Nina has been an interesting character, and a welcome addition to the series – I just wish she had been introduced earlier: it’s always difficult to introduce a major new character in the final series and they’ve just about pulled it off. Nina has been an intriguing, flawed woman who’s battling demons. Crime drama likes that kind of character, and I do wonder if ever there was a spin-off whether Nina would or could be the main focus. I’m quietly hoping for this because there’s definitely mileage in this character and you feel that her story is only just beginning.
One whose story is ending is Dicte. She ended the series by reconciling with Bo – no real surprise there – and driving off to the next stop on her journey, wherever that may be. For us, we were left to ponder the uneven nature of this final series, the jarring and ungainly tonal shifts, and the fact that Dicte was now a murderer. It was a strange way to end things.

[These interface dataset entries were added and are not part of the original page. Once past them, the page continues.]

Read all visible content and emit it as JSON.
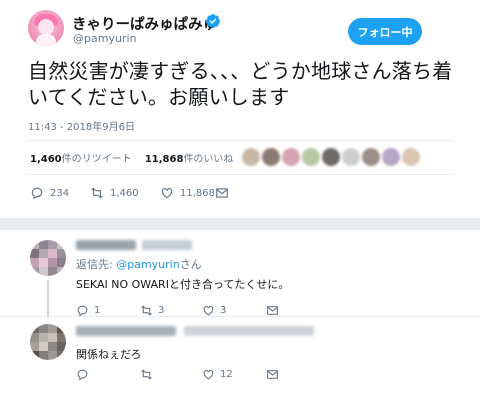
{
  "tweet": {
    "display_name": "きゃりーぱみゅぱみゅ",
    "handle": "@pamyurin",
    "follow_label": "フォロー中",
    "text": "自然災害が凄すぎる、、、どうか地球さん落ち着いてください。お願いします",
    "timestamp": "11:43 - 2018年9月6日",
    "retweets_count": "1,460",
    "retweets_label": "件のリツイート",
    "likes_count": "11,868",
    "likes_label": "件のいいね",
    "actions": {
      "reply_count": "234",
      "retweet_count": "1,460",
      "like_count": "11,868"
    }
  },
  "replies": [
    {
      "reply_to_prefix": "返信先: ",
      "reply_to_mention": "@pamyurin",
      "reply_to_suffix": "さん",
      "text": "SEKAI NO OWARIと付き合ってたくせに。",
      "reply_count": "1",
      "retweet_count": "3",
      "like_count": "3"
    },
    {
      "text": "関係ねぇだろ",
      "reply_count": "",
      "retweet_count": "",
      "like_count": "12"
    }
  ],
  "colors": {
    "accent": "#1da1f2",
    "link": "#1b95e0",
    "secondary_text": "#657786",
    "primary_text": "#14171a",
    "separator": "#e6ecf0"
  },
  "icons": [
    "verified-badge-icon",
    "reply-icon",
    "retweet-icon",
    "like-icon",
    "message-icon"
  ]
}
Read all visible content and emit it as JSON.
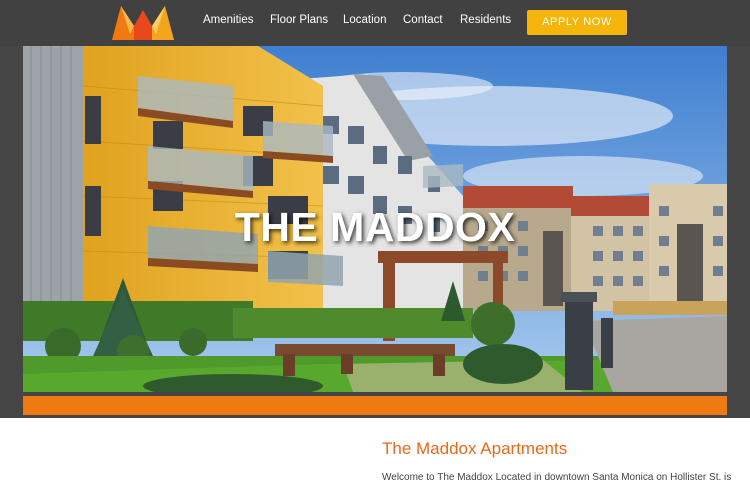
{
  "nav": {
    "logo_name": "maddox-logo",
    "links": [
      "Amenities",
      "Floor Plans",
      "Location",
      "Contact",
      "Residents"
    ],
    "cta_label": "APPLY NOW"
  },
  "hero": {
    "title": "THE MADDOX"
  },
  "content": {
    "title": "The Maddox Apartments",
    "text": "Welcome to The Maddox Located in downtown Santa Monica on Hollister St. is"
  },
  "colors": {
    "nav_bg": "#414141",
    "accent": "#f5b50d",
    "orange": "#f07a12",
    "title_orange": "#e8691a"
  }
}
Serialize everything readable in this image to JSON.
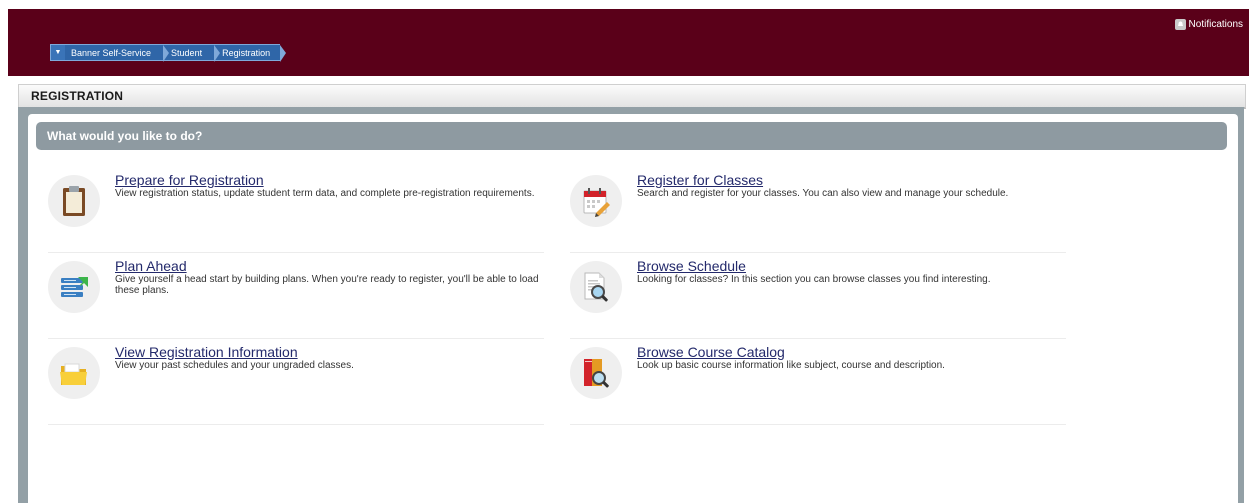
{
  "header": {
    "notifications_label": "Notifications",
    "background": "#5a0019"
  },
  "breadcrumb": {
    "items": [
      "Banner Self-Service",
      "Student",
      "Registration"
    ]
  },
  "page": {
    "title": "REGISTRATION"
  },
  "section": {
    "title": "What would you like to do?"
  },
  "actions": [
    {
      "title": "Prepare for Registration",
      "description": "View registration status, update student term data, and complete pre-registration requirements.",
      "icon": "clipboard-icon"
    },
    {
      "title": "Register for Classes",
      "description": "Search and register for your classes. You can also view and manage your schedule.",
      "icon": "calendar-pencil-icon"
    },
    {
      "title": "Plan Ahead",
      "description": "Give yourself a head start by building plans. When you're ready to register, you'll be able to load these plans.",
      "icon": "list-plan-icon"
    },
    {
      "title": "Browse Schedule",
      "description": "Looking for classes? In this section you can browse classes you find interesting.",
      "icon": "document-magnifier-icon"
    },
    {
      "title": "View Registration Information",
      "description": "View your past schedules and your ungraded classes.",
      "icon": "folder-icon"
    },
    {
      "title": "Browse Course Catalog",
      "description": "Look up basic course information like subject, course and description.",
      "icon": "book-magnifier-icon"
    }
  ]
}
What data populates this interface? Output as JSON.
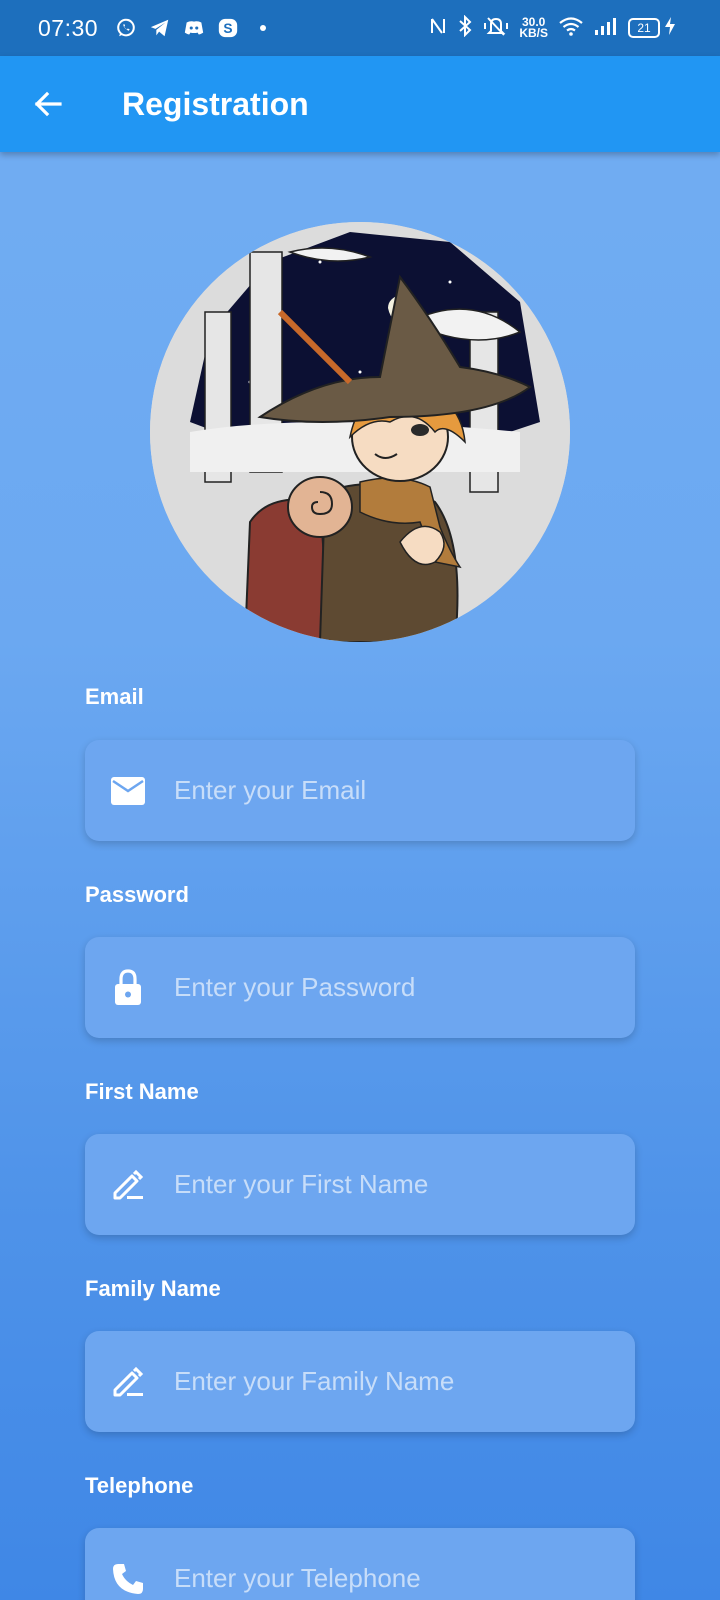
{
  "status_bar": {
    "time": "07:30",
    "apps": [
      "whatsapp-icon",
      "telegram-icon",
      "discord-icon",
      "skype-icon"
    ],
    "net_speed_value": "30.0",
    "net_speed_unit": "KB/S",
    "battery": "21"
  },
  "app_bar": {
    "title": "Registration",
    "background": "#2196f3"
  },
  "form": {
    "fields": [
      {
        "label": "Email",
        "placeholder": "Enter your Email",
        "value": "",
        "icon": "mail-icon"
      },
      {
        "label": "Password",
        "placeholder": "Enter your Password",
        "value": "",
        "icon": "lock-icon"
      },
      {
        "label": "First Name",
        "placeholder": "Enter your First Name",
        "value": "",
        "icon": "edit-icon"
      },
      {
        "label": "Family Name",
        "placeholder": "Enter your Family Name",
        "value": "",
        "icon": "edit-icon"
      },
      {
        "label": "Telephone",
        "placeholder": "Enter your Telephone",
        "value": "",
        "icon": "phone-icon"
      }
    ]
  }
}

Despite all these shortcomings, we’ll miss Dicte Svendson. Unlike her Scandi Noir contemporaries, she’s flawed but in believable, human ways. You can imagine hanging out with her and having a laugh, and you can imagine talking to her about life, love and universe long into the night. She would laugh and joke and perhaps cry. Dicte the series might not have hit the heights of, say, a Bridge, but Dicte as a character will be remembered very fondly.
Skål, Dicte, skål.
FOR OUR EPISODE ONE REVIEW CLICK HERE
FOR OUR EPISODE TWO AND THREE REVIEW CLICK HERE
FOR OUR EPISODE FOUR REVIEW CLICK HERE
FOR OUR INTERVIEW WITH IBEN HJEJLE CLICK HERE